The objectors and Liss-Riordan dispute the reasonableness of the proposed settlement. O’Connor contends that “under the agreement, Uber drivers are being sold out and shortchanged by billions of dollars while sacrificing the determination of their classification as employees. Additionally, while the settlement includes a nonmonetary component, those provisions will expire after only two years and serve as mere window dressing for an otherwise deficient agreement.” Wired further notes that “as part of the settlement process, other drivers in the class have  filed numerous objections with the court over the last month, disputing matters such as how reimbursement costs have been computed and Uber’s disproportionate control over their actions on the job.”

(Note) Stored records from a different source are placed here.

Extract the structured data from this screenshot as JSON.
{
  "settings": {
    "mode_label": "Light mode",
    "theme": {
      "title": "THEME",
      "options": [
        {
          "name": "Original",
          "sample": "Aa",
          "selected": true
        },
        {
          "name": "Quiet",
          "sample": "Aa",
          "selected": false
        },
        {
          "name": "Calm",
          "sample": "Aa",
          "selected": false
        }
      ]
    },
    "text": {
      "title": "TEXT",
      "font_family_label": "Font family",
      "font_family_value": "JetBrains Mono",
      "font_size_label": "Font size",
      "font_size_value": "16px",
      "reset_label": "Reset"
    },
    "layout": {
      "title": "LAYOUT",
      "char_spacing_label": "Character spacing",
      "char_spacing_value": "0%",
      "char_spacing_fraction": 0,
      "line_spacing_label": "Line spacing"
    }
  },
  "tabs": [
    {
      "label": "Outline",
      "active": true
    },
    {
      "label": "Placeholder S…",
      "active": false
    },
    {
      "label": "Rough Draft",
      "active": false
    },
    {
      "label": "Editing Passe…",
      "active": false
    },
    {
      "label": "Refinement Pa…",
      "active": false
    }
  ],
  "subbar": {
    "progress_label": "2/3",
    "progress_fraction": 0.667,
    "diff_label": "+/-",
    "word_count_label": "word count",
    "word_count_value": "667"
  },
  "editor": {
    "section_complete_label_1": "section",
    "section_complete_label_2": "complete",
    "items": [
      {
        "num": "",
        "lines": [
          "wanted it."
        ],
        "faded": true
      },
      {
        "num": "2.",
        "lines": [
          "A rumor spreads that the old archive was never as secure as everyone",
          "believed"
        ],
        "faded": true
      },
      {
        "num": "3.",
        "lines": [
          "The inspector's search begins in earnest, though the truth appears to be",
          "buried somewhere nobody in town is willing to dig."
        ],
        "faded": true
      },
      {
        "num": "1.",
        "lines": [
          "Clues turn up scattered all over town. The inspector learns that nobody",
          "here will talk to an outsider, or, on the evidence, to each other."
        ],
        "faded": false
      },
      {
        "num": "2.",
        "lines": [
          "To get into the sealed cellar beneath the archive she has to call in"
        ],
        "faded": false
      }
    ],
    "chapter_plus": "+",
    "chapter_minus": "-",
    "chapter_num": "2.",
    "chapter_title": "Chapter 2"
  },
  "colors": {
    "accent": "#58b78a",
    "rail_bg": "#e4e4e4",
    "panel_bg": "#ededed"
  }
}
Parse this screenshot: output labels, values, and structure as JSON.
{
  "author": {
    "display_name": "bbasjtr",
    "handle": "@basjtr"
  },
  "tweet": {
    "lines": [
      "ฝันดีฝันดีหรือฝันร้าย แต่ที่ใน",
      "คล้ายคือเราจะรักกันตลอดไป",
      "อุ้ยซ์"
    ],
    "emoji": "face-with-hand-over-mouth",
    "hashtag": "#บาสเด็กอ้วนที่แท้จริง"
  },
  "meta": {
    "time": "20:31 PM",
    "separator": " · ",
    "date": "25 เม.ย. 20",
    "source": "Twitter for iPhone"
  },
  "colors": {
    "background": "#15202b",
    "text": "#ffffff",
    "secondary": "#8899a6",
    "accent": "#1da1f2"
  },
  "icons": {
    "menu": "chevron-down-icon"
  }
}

Liss-Riordan continues to defend the adequacy and significance of the proposed settlement. In a previous statement, she outlined the “very significant changes that will improve work conditions for Uber drivers” in addition to the $84 to $100 million monetary settlement, including but not limited to protections against at-will driver termination, the formation of driver associations, and the ability of drivers to actively solicit tips. She believes that “the settlement we have been able to negotiate for Uber drivers throughout California and Massachusetts provides significant benefits – both monetary and non-monetary – that will improve the work lives of the drivers and justifies this compromise result (which will not result in the drivers being reclassified).”
Additionally, Liss-Riordan has stressed that absent a settlement, an appellate court may have invalidated Judge Edward Chen’s expansive class certification finding Uber’s driver arbitration clauses unenforceable. As we’ve previously noted, “three other federal cases were recently dismissed by federal district judges who enforced Uber’s mandatory arbitration clauses.”
OnLabor will continue to monitor developments as the proposed settlement awaits approval or rejection by Judge Chen.